Extracted information below:

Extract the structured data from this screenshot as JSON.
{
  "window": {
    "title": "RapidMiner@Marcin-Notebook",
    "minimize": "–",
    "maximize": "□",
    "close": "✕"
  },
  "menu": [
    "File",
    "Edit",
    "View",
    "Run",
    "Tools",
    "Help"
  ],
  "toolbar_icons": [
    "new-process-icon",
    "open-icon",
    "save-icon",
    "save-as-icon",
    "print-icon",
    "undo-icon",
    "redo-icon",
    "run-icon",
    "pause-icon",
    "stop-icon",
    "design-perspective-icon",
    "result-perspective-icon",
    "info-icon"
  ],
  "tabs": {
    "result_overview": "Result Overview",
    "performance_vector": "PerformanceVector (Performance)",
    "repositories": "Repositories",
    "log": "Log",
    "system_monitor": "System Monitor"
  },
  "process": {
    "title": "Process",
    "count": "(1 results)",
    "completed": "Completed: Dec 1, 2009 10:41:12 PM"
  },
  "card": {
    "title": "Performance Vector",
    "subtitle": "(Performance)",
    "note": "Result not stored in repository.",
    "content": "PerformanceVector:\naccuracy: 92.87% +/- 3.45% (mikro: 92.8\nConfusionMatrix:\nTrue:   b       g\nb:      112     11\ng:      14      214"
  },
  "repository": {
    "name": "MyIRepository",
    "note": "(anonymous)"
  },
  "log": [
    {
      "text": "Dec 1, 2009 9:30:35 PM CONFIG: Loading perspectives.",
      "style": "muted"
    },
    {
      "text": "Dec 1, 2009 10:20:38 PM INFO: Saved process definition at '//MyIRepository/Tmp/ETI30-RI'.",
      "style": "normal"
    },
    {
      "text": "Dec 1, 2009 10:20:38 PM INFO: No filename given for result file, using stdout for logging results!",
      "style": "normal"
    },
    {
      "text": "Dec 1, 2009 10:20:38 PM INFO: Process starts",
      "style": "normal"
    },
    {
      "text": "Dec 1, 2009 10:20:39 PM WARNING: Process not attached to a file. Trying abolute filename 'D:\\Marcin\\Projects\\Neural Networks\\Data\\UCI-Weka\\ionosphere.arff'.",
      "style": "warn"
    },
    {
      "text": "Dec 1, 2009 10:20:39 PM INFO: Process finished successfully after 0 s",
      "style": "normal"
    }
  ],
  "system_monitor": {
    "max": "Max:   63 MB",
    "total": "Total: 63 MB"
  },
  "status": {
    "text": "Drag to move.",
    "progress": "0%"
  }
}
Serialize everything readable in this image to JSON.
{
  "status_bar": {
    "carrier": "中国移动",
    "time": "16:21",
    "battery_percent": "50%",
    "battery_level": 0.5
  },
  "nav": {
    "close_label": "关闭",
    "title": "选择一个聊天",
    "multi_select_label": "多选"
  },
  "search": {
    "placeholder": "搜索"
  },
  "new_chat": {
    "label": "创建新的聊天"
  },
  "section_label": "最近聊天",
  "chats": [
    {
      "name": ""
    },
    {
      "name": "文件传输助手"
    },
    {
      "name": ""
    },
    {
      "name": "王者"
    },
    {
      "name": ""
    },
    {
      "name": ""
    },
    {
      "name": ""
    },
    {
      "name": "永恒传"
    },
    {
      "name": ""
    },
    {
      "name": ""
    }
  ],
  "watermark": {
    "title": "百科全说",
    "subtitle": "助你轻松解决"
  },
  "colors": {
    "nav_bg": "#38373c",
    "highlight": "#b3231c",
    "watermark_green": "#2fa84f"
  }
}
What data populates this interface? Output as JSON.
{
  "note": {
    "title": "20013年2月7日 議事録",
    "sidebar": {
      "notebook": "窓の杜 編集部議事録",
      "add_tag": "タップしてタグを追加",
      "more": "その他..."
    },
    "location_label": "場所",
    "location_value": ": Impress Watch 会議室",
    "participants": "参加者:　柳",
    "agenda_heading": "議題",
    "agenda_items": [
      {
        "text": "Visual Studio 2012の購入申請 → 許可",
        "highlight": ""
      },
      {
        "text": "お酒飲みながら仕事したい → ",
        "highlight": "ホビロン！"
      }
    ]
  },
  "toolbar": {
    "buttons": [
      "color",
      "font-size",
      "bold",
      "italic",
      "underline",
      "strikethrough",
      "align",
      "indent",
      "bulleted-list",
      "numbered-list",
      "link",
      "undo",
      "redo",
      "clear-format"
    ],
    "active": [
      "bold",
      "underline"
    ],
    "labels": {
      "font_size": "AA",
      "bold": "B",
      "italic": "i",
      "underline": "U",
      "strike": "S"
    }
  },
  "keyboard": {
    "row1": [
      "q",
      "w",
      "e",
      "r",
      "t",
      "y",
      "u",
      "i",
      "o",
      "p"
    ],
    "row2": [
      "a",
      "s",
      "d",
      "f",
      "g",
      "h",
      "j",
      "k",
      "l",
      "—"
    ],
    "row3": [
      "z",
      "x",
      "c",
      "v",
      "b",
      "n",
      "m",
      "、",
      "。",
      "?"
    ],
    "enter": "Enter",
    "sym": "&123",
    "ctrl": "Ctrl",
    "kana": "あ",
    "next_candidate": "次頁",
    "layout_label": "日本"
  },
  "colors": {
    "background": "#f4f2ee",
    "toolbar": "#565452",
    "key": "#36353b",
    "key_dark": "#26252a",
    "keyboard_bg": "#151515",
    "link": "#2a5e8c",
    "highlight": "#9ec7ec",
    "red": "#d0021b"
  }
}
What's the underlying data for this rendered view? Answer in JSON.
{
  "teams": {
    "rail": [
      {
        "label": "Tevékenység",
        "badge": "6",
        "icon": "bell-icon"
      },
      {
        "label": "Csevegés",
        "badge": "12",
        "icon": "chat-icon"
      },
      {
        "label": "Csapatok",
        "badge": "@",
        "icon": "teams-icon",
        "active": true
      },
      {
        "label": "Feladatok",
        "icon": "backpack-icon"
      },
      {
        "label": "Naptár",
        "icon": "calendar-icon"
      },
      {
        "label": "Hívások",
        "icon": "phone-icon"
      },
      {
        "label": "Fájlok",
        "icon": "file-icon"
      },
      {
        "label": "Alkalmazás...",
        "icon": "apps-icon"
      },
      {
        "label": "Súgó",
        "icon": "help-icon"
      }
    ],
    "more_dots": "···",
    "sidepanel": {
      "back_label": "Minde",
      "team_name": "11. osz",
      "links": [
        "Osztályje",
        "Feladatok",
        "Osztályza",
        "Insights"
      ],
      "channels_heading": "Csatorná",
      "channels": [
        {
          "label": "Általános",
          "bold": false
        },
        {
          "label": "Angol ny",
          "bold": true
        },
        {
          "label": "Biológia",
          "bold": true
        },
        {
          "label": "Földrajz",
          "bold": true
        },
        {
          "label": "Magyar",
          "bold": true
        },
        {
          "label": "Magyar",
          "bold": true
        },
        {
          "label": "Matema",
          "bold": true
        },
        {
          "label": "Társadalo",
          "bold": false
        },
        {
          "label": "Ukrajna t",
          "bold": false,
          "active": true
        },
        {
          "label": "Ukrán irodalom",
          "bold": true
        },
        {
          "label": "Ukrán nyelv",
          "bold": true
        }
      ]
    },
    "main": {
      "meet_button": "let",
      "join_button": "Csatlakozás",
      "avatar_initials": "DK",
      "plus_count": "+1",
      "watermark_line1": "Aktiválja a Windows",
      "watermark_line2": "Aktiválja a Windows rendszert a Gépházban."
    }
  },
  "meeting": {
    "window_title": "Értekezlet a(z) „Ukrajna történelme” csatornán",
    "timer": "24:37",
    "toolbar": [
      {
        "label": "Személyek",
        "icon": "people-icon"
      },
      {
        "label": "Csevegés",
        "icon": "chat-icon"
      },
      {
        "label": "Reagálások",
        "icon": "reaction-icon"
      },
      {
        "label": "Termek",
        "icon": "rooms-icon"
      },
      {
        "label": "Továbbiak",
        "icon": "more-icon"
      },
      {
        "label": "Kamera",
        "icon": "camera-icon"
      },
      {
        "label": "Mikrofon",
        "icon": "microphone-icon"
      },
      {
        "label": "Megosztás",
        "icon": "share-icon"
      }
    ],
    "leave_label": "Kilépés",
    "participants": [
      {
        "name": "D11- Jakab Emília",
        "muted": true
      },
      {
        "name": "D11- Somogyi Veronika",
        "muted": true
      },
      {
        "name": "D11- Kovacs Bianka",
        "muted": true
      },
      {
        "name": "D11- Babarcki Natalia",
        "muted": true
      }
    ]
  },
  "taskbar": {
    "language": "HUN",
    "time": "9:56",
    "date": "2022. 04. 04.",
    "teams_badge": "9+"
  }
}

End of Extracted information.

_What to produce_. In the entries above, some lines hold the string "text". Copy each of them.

_Solved problem_.
      "text": "Dec 1, 2009 9:30:35 PM CONFIG: Loading perspectives.",
      "text": "Dec 1, 2009 10:20:38 PM INFO: Saved process definition at '//MyIRepository/Tmp/ETI30-RI'.",
      "text": "Dec 1, 2009 10:20:38 PM INFO: No filename given for result file, using stdout for logging results!",
      "text": "Dec 1, 2009 10:20:38 PM INFO: Process starts",
      "text": "Dec 1, 2009 10:20:39 PM WARNING: Process not attached to a file. Trying abolute filename 'D:\\Marcin\\Projects\\Neural Networks\\Data\\UCI-Weka\\ionosphere.arff'.",
      "text": "Dec 1, 2009 10:20:39 PM INFO: Process finished successfully after 0 s",
    "text": "Drag to move.",
        "text": "Visual Studio 2012の購入申請 → 許可",
        "text": "お酒飲みながら仕事したい → ",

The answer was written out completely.